New York: Ryan McDonagh is the obvious choice here and I cannot stray from that. He is a do it all defender who played 25 minutes a night for the Rangers. He had great success against the Flyers top line and produced offensively as well.

McDonagh has the speed to help neutralize a match up with Crosby and the tenacity to take on a more physical match up with Malkin. McDonagh started to slow down towards the end of the Flyers series though and needs to get going again in round two. The Rangers might not depend exclusively on his pairing, but the Rangers need McDonagh to be the best defensemen on the ice in this series if they want to move on to round 3.

Goaltending: This one is almost too easy. King Henrik Lundqvist is one of the best netminders in the game today. He is the New York Rangers best player and will have to be once again in round two. The edge certainly goes to New York here.

For Marc-Andre Fleury though, he just has to perform at an average level. His .950 even strength save percentage in round one was great, but his play on the penalty kill left a lot to be desired. If Fleury can play within himself and limit his big mistakes, then his team will have a good chance of moving on.

Special Teams: This advantage goes to Pittsburgh and in a pretty strong way. The Penguins power play is clicking at over 20%, while the Rangers power play is barely over 10%. The Penguins also have the better penalty kill in this series, but only by a 3% differential.

The key here will be shorthanded goals. Pittsburgh had two shorties in round one and had one other breakaway goal that was scored just seconds after the power play ended. The Rangers did not score a shorthanded goal, but they also did not allow one; whereas the Penguins allowed three shorthanded goals.

The edge goes to Pittsburgh.

Prediction:  I found that the Rangers and Penguins match up well at even strength, with the edge slightly going to Pittsburgh because of their top players’ skill level. The goaltending falls into the hands of the Rangers. The Defenses are relatively even in their effectiveness, with the Rangers having the slightest of edges.
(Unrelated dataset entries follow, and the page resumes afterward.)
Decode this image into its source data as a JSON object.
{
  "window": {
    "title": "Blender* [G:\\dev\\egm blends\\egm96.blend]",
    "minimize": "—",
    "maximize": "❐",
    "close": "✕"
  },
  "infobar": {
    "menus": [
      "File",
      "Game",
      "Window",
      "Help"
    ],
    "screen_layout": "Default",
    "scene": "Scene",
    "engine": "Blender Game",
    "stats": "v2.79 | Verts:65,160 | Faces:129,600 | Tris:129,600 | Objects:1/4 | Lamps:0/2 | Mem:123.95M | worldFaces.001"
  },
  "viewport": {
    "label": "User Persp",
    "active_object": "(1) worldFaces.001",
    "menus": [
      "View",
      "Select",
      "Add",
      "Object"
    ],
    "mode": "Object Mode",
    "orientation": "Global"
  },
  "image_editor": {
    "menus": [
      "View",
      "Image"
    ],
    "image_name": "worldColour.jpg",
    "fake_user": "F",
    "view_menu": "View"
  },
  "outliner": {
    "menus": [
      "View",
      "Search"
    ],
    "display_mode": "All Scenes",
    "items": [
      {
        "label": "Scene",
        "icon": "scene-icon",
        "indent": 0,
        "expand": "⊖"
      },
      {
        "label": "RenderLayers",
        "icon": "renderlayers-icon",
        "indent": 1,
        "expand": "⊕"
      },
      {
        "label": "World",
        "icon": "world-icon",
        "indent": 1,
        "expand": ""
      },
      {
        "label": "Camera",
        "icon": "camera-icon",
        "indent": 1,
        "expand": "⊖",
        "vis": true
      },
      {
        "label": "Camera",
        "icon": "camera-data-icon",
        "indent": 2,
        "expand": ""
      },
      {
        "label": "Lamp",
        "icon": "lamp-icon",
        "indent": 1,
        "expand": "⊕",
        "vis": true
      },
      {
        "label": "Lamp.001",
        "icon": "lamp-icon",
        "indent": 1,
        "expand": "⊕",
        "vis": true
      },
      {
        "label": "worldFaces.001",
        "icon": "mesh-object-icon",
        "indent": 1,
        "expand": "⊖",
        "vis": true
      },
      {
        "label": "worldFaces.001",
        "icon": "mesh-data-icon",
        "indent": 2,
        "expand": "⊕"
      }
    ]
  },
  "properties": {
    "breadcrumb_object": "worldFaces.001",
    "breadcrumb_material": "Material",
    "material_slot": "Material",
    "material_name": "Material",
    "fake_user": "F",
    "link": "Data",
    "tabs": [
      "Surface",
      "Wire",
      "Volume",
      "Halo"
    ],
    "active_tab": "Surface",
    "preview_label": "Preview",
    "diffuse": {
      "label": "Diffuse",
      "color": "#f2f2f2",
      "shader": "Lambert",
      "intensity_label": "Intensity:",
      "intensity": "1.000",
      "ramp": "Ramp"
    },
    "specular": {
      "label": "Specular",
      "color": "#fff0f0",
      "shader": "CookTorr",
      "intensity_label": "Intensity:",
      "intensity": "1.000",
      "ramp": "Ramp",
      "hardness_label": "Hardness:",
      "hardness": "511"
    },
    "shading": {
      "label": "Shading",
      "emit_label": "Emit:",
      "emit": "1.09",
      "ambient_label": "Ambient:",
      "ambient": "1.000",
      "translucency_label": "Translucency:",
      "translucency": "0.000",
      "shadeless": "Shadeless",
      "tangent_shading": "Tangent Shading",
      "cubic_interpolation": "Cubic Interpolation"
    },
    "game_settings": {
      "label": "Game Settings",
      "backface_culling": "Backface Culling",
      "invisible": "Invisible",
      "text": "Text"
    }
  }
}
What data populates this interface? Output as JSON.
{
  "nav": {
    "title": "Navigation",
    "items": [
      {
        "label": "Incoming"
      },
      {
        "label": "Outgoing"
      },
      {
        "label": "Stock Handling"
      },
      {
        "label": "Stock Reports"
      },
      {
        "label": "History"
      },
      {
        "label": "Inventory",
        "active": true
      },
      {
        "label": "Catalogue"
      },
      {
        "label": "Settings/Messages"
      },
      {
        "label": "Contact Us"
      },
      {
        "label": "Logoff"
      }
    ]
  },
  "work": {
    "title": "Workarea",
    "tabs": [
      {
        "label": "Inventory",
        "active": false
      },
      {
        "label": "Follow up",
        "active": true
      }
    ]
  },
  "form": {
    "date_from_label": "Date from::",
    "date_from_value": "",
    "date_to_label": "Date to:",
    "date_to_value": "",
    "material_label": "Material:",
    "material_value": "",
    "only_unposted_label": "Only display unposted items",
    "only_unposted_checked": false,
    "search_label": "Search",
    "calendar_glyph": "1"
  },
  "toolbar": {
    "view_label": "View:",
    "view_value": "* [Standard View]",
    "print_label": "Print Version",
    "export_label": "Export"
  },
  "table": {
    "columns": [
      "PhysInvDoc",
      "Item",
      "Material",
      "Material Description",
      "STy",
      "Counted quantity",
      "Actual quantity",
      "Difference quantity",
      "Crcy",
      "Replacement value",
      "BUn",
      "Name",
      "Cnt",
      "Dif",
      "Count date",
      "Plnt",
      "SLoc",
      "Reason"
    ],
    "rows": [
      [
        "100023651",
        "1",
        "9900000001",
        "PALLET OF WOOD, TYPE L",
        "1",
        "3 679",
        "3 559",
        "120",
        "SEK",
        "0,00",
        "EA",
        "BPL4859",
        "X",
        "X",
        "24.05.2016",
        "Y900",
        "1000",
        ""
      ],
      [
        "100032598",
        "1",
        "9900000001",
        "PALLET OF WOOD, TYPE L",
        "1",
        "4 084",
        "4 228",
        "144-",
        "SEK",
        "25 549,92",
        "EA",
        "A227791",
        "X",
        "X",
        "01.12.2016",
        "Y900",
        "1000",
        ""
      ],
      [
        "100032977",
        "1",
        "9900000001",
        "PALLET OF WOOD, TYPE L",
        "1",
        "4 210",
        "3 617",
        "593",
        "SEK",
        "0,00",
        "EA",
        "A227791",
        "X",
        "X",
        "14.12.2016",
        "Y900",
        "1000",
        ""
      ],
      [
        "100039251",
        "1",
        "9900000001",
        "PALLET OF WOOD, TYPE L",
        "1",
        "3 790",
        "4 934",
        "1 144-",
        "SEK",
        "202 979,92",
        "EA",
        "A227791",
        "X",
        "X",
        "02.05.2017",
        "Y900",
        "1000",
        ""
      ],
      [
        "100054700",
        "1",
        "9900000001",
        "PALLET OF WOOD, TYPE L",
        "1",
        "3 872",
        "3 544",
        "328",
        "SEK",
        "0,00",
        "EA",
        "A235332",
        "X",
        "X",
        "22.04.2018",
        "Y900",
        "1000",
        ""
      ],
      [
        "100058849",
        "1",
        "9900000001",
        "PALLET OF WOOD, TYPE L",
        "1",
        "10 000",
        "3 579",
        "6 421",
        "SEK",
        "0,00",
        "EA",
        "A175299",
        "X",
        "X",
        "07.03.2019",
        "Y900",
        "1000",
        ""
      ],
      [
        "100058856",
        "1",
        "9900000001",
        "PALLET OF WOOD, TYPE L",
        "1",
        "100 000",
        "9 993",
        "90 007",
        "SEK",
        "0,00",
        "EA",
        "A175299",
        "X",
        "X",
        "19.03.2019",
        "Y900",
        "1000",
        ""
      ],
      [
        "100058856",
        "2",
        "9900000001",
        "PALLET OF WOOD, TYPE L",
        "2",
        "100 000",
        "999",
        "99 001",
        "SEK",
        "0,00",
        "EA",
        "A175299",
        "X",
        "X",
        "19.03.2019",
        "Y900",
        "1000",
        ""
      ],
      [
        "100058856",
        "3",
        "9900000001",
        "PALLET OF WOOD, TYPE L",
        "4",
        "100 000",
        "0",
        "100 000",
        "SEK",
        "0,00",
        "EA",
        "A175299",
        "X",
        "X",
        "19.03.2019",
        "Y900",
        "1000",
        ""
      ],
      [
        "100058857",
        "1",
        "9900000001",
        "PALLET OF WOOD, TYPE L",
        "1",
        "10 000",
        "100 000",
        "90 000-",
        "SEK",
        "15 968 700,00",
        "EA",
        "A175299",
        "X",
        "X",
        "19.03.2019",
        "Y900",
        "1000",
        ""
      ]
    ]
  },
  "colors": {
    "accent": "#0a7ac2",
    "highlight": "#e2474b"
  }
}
The Penguins, being able to win without superb production from the top lines in round one, are a better team than the Rangers. Pittsburgh in 6

I also have my predictions for round two: Hawks in 5, Ducks  in 7, and Canadiens in 7